Some might criticize Downton Abbey: A New Era for playing it too safe and tying up every storyline with a perfectly starched bow, but it’s probably best to enjoy the movie for what it is: a film about loveable, flawed characters navigating a new age (all with beautiful costumes and settings to make any Anglophile drool). While it’s hardly a cutting-edge film, it does make for a pleasant afternoon escape. And after the stressful few years we have all endured, that may be just what we need. Steep a cup of tea and settle down for some charming British escapism.
Sexuality: Several brief kisses are shared between married characters, a few storylines relate to extramarital affairs, and a veiled homosexual storyline (though nothing physical is ever shown).

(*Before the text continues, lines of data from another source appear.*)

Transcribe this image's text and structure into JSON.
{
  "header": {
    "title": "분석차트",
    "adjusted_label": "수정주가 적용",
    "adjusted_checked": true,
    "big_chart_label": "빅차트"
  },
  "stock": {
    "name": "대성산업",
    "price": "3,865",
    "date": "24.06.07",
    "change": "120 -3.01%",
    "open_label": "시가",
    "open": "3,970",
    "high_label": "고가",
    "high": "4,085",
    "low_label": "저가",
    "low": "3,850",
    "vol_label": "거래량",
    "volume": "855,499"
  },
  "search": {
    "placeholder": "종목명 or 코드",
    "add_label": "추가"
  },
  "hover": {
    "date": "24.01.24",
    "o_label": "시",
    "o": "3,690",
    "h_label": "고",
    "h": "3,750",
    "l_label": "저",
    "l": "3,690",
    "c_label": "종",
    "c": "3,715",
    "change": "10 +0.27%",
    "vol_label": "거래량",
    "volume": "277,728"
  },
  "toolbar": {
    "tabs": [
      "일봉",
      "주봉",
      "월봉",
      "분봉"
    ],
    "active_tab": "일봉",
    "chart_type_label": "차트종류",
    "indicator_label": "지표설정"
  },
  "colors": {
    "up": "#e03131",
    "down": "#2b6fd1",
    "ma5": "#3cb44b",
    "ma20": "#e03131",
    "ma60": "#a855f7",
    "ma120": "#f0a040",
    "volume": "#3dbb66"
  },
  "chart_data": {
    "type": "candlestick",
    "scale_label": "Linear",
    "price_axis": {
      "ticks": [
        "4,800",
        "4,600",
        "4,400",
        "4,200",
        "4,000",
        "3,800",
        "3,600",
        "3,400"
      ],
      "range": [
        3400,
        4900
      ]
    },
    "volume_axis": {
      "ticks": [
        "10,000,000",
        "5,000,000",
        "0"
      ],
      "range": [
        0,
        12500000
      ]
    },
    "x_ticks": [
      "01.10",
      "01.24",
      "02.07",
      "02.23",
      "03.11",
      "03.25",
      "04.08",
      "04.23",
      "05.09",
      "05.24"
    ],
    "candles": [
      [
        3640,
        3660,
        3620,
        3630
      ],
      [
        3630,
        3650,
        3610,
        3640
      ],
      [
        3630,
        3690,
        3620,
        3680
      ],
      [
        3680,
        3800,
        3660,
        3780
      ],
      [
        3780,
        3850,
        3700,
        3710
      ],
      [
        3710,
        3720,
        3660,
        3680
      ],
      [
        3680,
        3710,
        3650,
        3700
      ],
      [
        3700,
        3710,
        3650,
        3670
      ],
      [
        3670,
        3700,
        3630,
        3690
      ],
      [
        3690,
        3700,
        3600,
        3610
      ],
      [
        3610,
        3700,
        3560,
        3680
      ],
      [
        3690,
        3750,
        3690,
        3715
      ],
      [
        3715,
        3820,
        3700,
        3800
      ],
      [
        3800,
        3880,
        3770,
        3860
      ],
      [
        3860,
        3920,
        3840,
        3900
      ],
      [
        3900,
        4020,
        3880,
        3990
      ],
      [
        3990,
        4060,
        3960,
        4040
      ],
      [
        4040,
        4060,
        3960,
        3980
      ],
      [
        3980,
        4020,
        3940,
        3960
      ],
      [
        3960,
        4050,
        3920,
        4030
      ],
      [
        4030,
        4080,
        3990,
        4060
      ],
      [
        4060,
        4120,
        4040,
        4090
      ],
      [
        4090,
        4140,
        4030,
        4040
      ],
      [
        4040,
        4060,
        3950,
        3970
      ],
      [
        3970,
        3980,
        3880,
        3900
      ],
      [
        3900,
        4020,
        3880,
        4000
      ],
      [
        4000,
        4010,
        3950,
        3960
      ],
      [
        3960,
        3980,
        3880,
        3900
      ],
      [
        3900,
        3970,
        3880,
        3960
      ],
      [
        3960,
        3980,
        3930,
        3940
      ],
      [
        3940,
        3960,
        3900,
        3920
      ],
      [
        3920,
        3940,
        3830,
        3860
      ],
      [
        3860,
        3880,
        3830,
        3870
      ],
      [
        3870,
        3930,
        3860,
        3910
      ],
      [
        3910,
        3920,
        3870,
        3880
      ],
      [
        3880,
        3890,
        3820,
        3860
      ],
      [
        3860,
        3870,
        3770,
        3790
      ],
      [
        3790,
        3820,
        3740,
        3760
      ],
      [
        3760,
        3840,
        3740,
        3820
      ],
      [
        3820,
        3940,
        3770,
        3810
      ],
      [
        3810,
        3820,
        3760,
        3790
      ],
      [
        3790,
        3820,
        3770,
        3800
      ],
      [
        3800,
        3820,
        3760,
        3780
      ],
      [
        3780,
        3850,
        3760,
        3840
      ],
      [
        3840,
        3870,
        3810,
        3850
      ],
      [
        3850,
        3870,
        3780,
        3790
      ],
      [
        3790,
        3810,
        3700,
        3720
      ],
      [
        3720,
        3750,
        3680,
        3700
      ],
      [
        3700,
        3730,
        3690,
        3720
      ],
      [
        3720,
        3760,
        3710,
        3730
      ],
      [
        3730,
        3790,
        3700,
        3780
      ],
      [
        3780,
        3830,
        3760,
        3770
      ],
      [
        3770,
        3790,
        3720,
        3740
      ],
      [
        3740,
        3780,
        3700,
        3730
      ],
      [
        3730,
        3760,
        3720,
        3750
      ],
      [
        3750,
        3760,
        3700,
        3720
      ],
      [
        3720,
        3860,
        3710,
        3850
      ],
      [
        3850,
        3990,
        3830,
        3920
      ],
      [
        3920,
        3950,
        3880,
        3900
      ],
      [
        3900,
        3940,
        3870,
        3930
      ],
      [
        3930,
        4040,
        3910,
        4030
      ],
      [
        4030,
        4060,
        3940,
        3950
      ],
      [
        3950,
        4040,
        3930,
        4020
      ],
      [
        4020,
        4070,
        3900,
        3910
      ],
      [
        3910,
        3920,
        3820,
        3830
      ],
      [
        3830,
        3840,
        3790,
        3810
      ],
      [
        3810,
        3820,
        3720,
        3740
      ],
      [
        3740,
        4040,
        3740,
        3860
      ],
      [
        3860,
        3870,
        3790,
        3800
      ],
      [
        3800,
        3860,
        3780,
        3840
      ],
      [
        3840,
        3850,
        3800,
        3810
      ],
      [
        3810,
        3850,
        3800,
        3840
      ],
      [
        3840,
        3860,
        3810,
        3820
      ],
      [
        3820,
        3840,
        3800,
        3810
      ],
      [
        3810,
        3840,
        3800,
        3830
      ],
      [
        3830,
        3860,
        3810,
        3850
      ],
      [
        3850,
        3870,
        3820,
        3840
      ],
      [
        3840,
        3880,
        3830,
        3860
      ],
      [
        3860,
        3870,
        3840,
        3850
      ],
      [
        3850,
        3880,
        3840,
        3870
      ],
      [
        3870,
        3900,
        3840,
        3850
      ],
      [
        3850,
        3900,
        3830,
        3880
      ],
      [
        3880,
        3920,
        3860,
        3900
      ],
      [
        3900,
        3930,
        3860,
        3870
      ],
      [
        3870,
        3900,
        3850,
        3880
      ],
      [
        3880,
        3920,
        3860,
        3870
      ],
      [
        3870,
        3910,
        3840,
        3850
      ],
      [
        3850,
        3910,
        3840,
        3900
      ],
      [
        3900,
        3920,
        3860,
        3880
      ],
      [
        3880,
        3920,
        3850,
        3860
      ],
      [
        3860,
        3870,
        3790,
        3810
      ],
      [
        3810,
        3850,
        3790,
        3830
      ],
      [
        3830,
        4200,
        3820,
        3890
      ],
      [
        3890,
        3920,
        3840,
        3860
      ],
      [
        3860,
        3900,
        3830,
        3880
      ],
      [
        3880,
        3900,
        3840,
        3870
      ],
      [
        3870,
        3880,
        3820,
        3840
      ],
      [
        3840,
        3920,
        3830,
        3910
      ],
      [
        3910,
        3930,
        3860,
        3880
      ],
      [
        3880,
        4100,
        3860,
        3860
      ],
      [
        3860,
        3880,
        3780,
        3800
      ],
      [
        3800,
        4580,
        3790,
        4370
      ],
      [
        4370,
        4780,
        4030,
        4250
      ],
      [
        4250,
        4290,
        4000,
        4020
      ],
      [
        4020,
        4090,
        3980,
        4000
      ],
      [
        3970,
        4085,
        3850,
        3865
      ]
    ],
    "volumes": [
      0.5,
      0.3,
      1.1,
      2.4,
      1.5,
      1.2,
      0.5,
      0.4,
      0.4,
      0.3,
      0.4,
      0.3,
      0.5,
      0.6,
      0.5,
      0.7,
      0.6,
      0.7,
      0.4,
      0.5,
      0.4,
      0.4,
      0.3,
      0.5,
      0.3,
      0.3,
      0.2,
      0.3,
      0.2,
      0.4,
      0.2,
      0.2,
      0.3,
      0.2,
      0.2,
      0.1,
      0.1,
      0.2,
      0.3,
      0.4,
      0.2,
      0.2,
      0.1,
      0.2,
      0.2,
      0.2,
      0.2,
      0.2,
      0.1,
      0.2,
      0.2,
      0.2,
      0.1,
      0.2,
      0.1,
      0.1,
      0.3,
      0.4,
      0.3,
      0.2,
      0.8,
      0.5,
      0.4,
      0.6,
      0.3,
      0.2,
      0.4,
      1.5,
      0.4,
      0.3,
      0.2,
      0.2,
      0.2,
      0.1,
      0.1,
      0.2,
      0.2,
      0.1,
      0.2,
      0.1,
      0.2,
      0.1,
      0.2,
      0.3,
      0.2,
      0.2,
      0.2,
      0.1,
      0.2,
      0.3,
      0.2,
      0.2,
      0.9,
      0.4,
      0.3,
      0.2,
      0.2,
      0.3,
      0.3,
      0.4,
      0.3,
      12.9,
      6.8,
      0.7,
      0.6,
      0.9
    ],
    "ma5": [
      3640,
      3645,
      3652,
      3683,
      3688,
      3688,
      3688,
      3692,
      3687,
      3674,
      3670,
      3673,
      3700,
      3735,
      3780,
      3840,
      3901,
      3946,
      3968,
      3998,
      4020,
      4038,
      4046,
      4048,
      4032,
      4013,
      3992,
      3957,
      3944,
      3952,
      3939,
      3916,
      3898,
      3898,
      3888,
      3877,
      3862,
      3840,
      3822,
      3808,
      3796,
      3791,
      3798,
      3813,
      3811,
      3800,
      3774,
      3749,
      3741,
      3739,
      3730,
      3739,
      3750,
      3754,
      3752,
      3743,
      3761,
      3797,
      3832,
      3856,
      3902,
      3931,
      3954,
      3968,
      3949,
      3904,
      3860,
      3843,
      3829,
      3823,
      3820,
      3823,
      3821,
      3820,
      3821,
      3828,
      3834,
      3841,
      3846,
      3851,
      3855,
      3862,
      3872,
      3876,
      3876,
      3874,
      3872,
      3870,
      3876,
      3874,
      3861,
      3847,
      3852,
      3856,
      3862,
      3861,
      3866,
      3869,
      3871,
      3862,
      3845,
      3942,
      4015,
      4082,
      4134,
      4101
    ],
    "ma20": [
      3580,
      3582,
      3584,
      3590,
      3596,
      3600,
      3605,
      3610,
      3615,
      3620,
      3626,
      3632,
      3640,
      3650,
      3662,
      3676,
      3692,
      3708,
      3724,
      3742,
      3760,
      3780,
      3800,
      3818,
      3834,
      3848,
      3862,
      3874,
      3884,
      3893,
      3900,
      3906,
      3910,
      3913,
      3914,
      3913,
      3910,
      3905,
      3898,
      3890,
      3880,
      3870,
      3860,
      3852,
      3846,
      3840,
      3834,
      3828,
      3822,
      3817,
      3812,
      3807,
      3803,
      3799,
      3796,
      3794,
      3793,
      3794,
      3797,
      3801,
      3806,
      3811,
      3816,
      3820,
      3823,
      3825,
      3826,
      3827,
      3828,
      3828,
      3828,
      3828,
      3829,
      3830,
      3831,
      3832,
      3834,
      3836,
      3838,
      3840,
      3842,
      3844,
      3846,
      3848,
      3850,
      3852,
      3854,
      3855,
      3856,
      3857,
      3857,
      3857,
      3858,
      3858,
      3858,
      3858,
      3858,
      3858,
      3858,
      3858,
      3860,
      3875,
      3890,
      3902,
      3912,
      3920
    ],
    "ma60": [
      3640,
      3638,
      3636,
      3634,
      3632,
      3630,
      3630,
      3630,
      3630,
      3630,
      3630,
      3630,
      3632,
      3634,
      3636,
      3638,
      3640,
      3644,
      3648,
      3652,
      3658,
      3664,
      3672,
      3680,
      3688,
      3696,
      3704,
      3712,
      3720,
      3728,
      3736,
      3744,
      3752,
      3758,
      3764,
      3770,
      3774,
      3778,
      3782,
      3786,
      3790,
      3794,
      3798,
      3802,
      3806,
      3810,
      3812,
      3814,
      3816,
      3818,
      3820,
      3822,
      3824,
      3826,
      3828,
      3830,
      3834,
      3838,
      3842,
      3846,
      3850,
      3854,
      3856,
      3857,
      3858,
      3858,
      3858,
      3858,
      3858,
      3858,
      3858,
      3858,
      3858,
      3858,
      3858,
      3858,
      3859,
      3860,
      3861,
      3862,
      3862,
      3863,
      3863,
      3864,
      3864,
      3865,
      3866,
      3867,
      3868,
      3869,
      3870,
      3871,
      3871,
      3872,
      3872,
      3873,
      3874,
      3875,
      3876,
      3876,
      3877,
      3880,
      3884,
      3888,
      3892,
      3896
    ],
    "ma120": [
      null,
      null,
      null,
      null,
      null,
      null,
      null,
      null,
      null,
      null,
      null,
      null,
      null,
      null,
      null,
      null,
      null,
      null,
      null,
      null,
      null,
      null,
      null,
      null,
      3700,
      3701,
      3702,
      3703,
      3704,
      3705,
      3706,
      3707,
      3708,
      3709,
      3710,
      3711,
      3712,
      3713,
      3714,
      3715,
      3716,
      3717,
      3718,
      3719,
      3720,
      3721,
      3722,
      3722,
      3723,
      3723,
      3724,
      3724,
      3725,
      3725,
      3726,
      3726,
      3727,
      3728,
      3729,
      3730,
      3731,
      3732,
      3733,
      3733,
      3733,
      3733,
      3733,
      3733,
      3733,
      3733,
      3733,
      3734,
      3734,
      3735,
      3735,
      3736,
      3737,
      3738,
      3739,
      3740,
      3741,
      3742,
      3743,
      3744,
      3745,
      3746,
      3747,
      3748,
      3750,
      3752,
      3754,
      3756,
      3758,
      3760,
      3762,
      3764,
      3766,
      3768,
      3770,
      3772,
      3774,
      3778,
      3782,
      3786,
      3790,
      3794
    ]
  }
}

Engage the Film
Thriving in a Changing World
A major theme throughout the franchise is the struggle to adapt to a changing world. This film is set in the late 1920s, and the world is evolving on several fronts. The “idle elite” is a dying breed, silent films are being supplanted by “talkies,” and the older generations are making way for the youngsters coming behind them. While the Crawleys and their downstairs staff must adapt or risk being left behind, that doesn’t mean the past can (or should) always stay in the past. The film does an excellent job of highlighting the tension between retaining what is worthwhile from earlier eras while still adapting to and thriving in the future.
Leaving a Legacy
As the older generation gives way to the new, many of the characters find themselves dwelling on the legacy they are leaving behind. It’s a good reminder even to those of us who are still in the legacy-building years of our life to reflect on what matters and what investments we are making now that will outlast us.